This from a forthcoming book chapter by Wally Huffman and Jill McCluskey:
The scientific consensus is that first-generation GM foods are equivalent to their conventional counterparts. However, on average, consumers want a discount in order to choose first-generation GM products over conventional products. Thus, the public’s perception of risks, rather than scientifically proven risks, that directly affect markets. This brings up the issue of scientific versus consumer sovereignty (Roberts, 1999). Although the scientific consensus is that GM foods are completely safe for consumption aside from potential allergens, it may still be the case that a majority of the population in a given country prefers to avoid GM foods. We find that information provision affect valuation and the source of information matters.
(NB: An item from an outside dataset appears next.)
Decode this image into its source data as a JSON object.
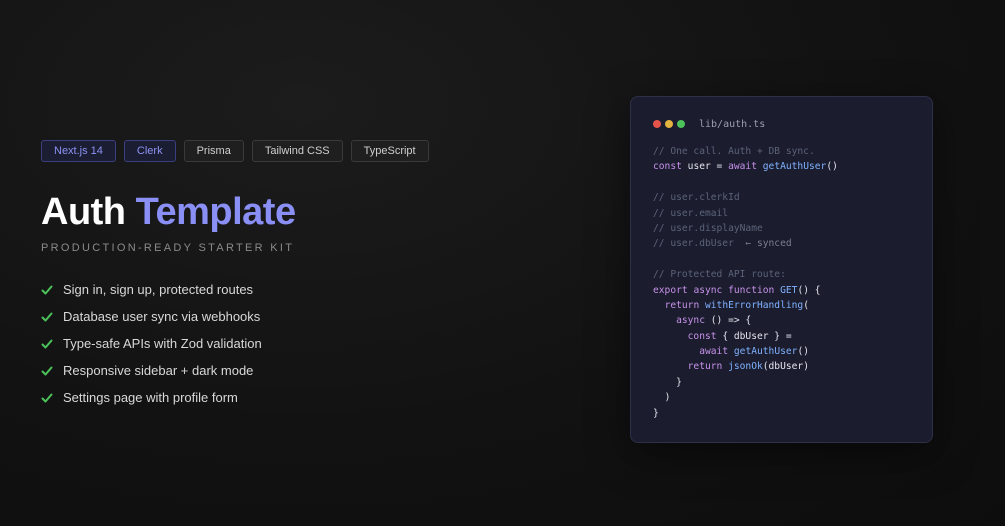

When people are informed about the science of biotechnology, they can become more accepting of GMOs in food. Yet, this is hardly the only (or even the most persuasive) information confronting the food consumer.
Source: Huffman, W.E. and J.J. McCluskey. “Labeling of Genetically Modified Foods.” In P.W.B. Philips, S. Smyth and D. Castle, eds., Handbook on Agriculture, Biotechnology and Development. Northampton, MA: Edward Elgar Publishing, forthcoming.